TOKYO • Two judo silver medallists from Georgia were stripped of their Tokyo 2020 accreditation for breaking coronavirus rules by leaving the Olympic Village, an official from their National Olympic Committee (NOC) said yesterday.
It is the first case since the Games began on July 23 of athletes being punished for not following the strict anti-infection rules, which forbid team members from leaving their accommodation except to train and compete.
Vazha Margvelashvili, 27 and Lasha Shavdatuashvili, 29, ventured out of the compound to meet "one of their good acquaintances" who lives in Japan, said a Georgian Olympic Committee official.
"When they went outside of the village, no one stopped them at the exit. So they thought that they could go outside.
"They wanted just to have a bit of open air, to relax after a tough day of competition, after a tough lockdown period."
Both athletes had been beaten to the gold medals by different Japanese judokas last week.
The official said the pair had their accreditation revoked on Friday, but that they have now left Japan to return home.
Tokyo 2020 organisers said yesterday that they had taken disciplinary action on Friday against at least one Olympic participant, without revealing how many people were involved or their identity.

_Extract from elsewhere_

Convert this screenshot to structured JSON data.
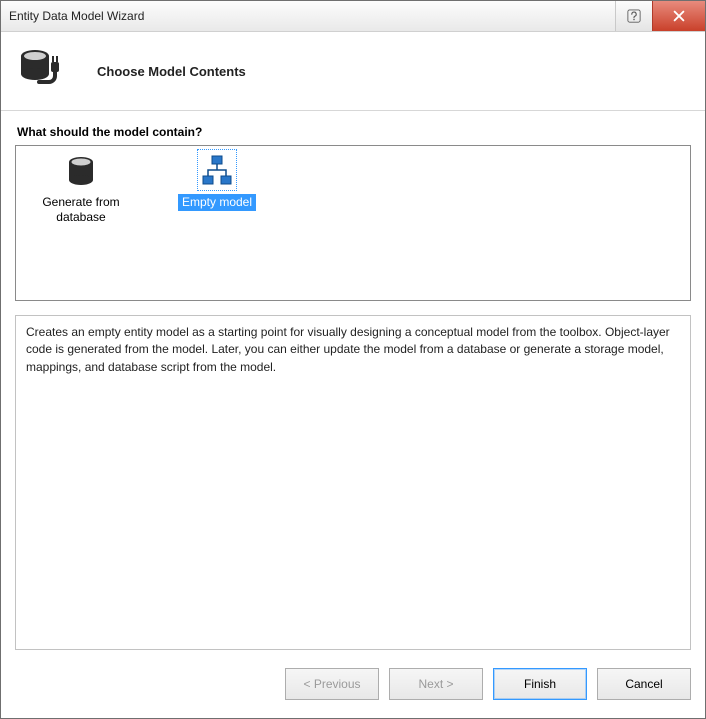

"Since the accreditation has been revoked, (they) can no longer have access to Tokyo 2020 facilities," organising committee spokesman Masanori Takaya said.

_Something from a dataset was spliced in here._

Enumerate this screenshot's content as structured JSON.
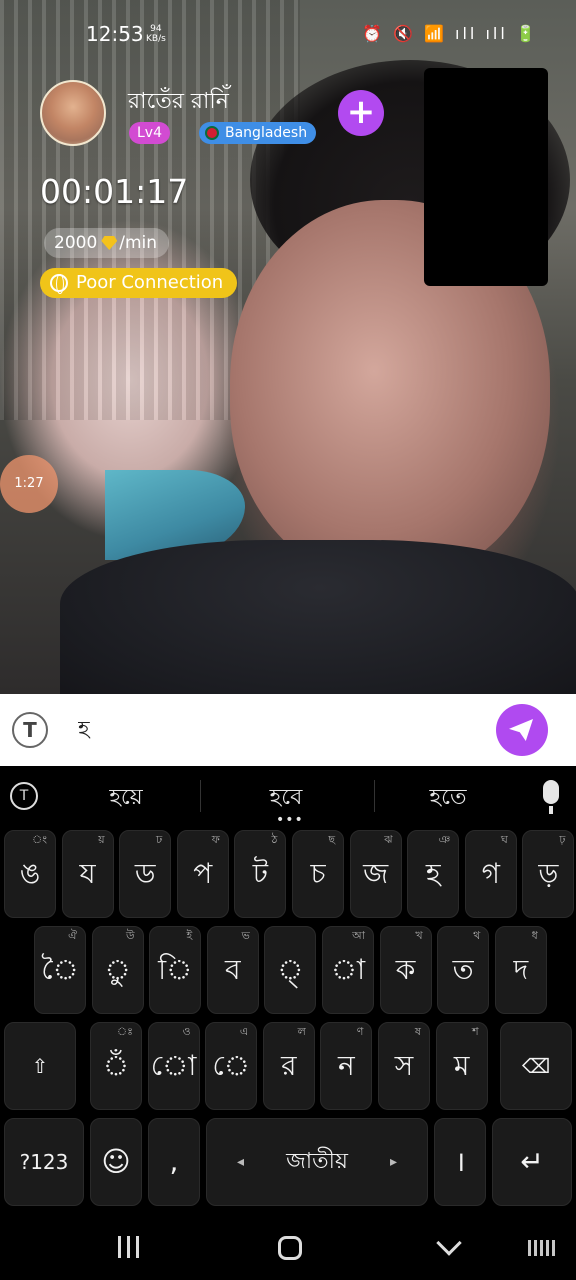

"It is impermissible that a person goes out from the Olympic Village for sightseeing."
Athletes are tested daily while in Japan, where they are living in biosecure "bubble" conditions and must leave the country 48 hours after they have finished competing.
Athletes and staff who test positive for Covid-19 or are contact-traced are isolated in separate accommodation in an effort to contain the spread of the virus.
So far, dozens of athletes and team staff have been quarantined at the Games, with 21 new Games-related Covid-19 cases yesterday - none are athletes - for a total of 241 infections since July 1.
There was a record high of 4,058 cases yesterday in Tokyo.
Organisers have said they are trying to improve conditions for athletes who are quarantined, following mounting complaints over a lack of air, food and basic necessities while in isolation.
Some have criticised the conditions in the current quarantine hotel, including Dutch skateboarder Candy Jacobs, who was quarantined early in the Games, calling them "inhumane".
Germany's independent elite athletes group Athleten Deutschland has urged the International Olympic Committee (IOC) to act.
"It... appears... athletes who test positive have to spend their quarantine in prison-like conditions, while IOC members stay in expensive luxury hotels and are provided with high daily allowances," said Maximilian Klein, the organisation's representative for international sport policy.
Among the biggest issues are lack of fresh air and training facilities, the quality of food which Athleten Deutschland said is "neither rich nor balanced", small living quarters and an absence of basic amenities such as laundry.
"It's unfortunate for all of us but particularly also the athletes the extra measures that have to be taken in terms of isolation and we fully sympathise with everyone who's had to go through this," said IOC spokesman Mark Adams.
"There are certain regulations that the Japanese health authorities imposed - we can't do much about that - but there are things that can be done."
Takaya said organisers had managed to provide more space for them outside their rooms while teammates could bring food.
"The situation has been improved and we are trying to implement a more flexible approach to accommodate these positive cases," he said.
AGENCE FRANCE-PRESSE, REUTERS